Monoclonal Antibody Treatments For COVID-19 Might Be More Difficult To Come By

In addition to masking, social distancing, and vaccines, monoclonal antibody treatments have been used as a tool in the fight against COVID-19. Having been authorized for emergency use by the U.S. Food & Drug Administration (FDA) in November 2020, they were used to treat mild to moderate COVID-19 symptoms in high-risk individuals, and were effective against severe complications, emergency room visits, and hospitalizations.

Issued via injection or infusion, these laboratory-made antibodies enter the body, attaching to the virus and helping the immune system fight off the infection (via TN Health Department). Currently, the availability of monoclonal antibody treatments is limited and is primarily available only to those who meet age, symptom, or health status requirements.

Although monoclonal antibody treatments are already in short supply, federal officials are now considering restricting the use of certain brands of antibody treatments, as they have proven ineffective at combating the Omicron variant (via CNN).

Certain brands of monoclonal antibody treatments are no longer effective

According to CNN, the U.S. Food and Drug Administration (FDA) is currently considering restricting Eli Lilly and Regeneron antibody treatments, as research continues to show their lack of effectiveness against the COVID-19 Omicron variant.
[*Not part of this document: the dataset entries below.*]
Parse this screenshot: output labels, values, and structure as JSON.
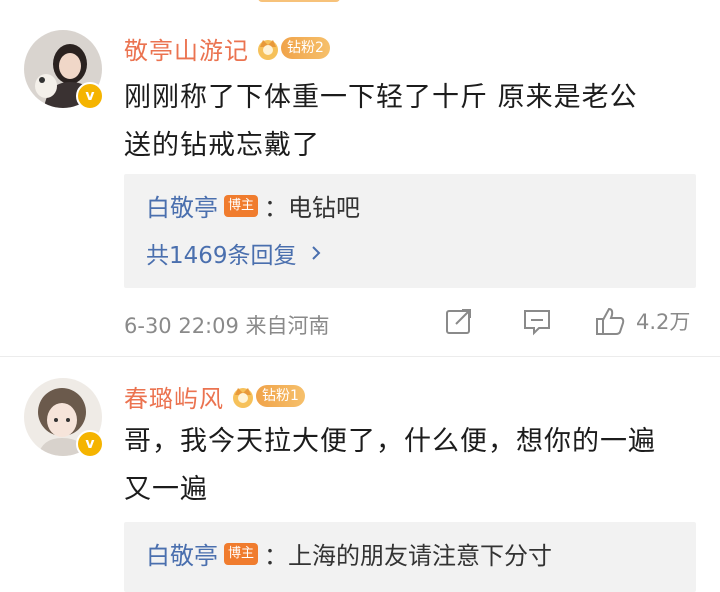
{
  "comments": [
    {
      "user": "敬亭山游记",
      "fan_badge": "钻粉2",
      "text_line1": "刚刚称了下体重一下轻了十斤  原来是老公",
      "text_line2": "送的钻戒忘戴了",
      "reply": {
        "user": "白敬亭",
        "badge": "博主",
        "text": "：电钻吧",
        "more": "共1469条回复"
      },
      "time_location": "6-30 22:09  来自河南",
      "likes": "4.2万"
    },
    {
      "user": "春璐屿风",
      "fan_badge": "钻粉1",
      "text_line1": "哥，我今天拉大便了，什么便，想你的一遍",
      "text_line2": "又一遍",
      "reply": {
        "user": "白敬亭",
        "badge": "博主",
        "text": "：上海的朋友请注意下分寸"
      }
    }
  ],
  "colors": {
    "name": "#eb7350",
    "link": "#4a6fae",
    "meta": "#8a8a8a",
    "reply_bg": "#f2f2f2",
    "verified": "#f5b400"
  }
}
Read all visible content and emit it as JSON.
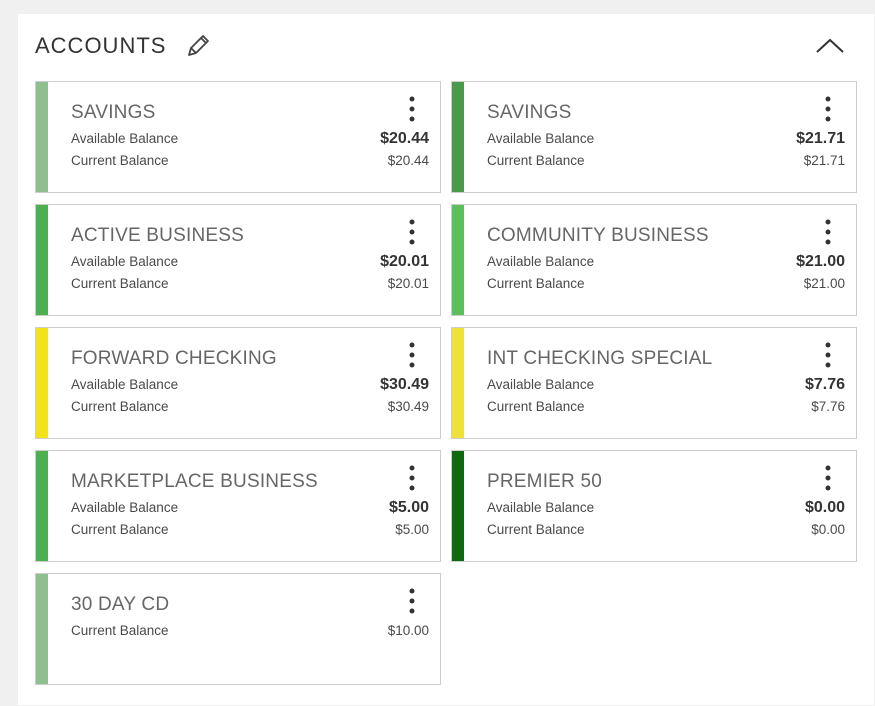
{
  "header": {
    "title": "ACCOUNTS",
    "edit_icon": "pencil-icon",
    "collapse_icon": "chevron-up-icon"
  },
  "accounts": [
    {
      "name": "SAVINGS",
      "color": "#8fbf8f",
      "available_label": "Available Balance",
      "available": "$20.44",
      "current_label": "Current Balance",
      "current": "$20.44"
    },
    {
      "name": "SAVINGS",
      "color": "#4a9a4a",
      "available_label": "Available Balance",
      "available": "$21.71",
      "current_label": "Current Balance",
      "current": "$21.71"
    },
    {
      "name": "ACTIVE BUSINESS",
      "color": "#4caf50",
      "available_label": "Available Balance",
      "available": "$20.01",
      "current_label": "Current Balance",
      "current": "$20.01"
    },
    {
      "name": "COMMUNITY BUSINESS",
      "color": "#5cbf5c",
      "available_label": "Available Balance",
      "available": "$21.00",
      "current_label": "Current Balance",
      "current": "$21.00"
    },
    {
      "name": "FORWARD CHECKING",
      "color": "#f2e21a",
      "available_label": "Available Balance",
      "available": "$30.49",
      "current_label": "Current Balance",
      "current": "$30.49"
    },
    {
      "name": "INT CHECKING SPECIAL",
      "color": "#eee23a",
      "available_label": "Available Balance",
      "available": "$7.76",
      "current_label": "Current Balance",
      "current": "$7.76"
    },
    {
      "name": "MARKETPLACE BUSINESS",
      "color": "#4caf50",
      "available_label": "Available Balance",
      "available": "$5.00",
      "current_label": "Current Balance",
      "current": "$5.00"
    },
    {
      "name": "PREMIER 50",
      "color": "#0f6a0f",
      "available_label": "Available Balance",
      "available": "$0.00",
      "current_label": "Current Balance",
      "current": "$0.00"
    },
    {
      "name": "30 DAY CD",
      "color": "#8fbf8f",
      "current_label": "Current Balance",
      "current": "$10.00"
    }
  ]
}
The National Institutes of Health (NIH) has already taken steps to do so by updating their clinic guidelines against the use of these particular brands of antibody treatments for those experiencing mild to moderate symptoms of COVID-19.

According to the Department of Health and Human Services, roughly 110,000 doses of Eli Lilly and Regeneron antibody treatments have been distributed across the country within the last two weeks (via CNN). To treat Delta variant infections, government officials agreed to continue to send out shipments of the Eli Lilly and Regeneron antibody treatments in early December but have since halted their distribution. In light of the Omicron variant now making up over 99% of all COVID-19 cases across the country, the current administration is now urging states to use other forms of treatment, such as the GlaxoSmithKline's monoclonal antibody treatment or the Merck and Pfizer antiviral pills.

Regeneron has been open about their antibody treatment's ineffectiveness against the Omicron variant, having previously stated in November 2021, "there may be reduced neutralization activity of both vaccine-induced and monoclonal antibody conveyed immunity" (via Reuters).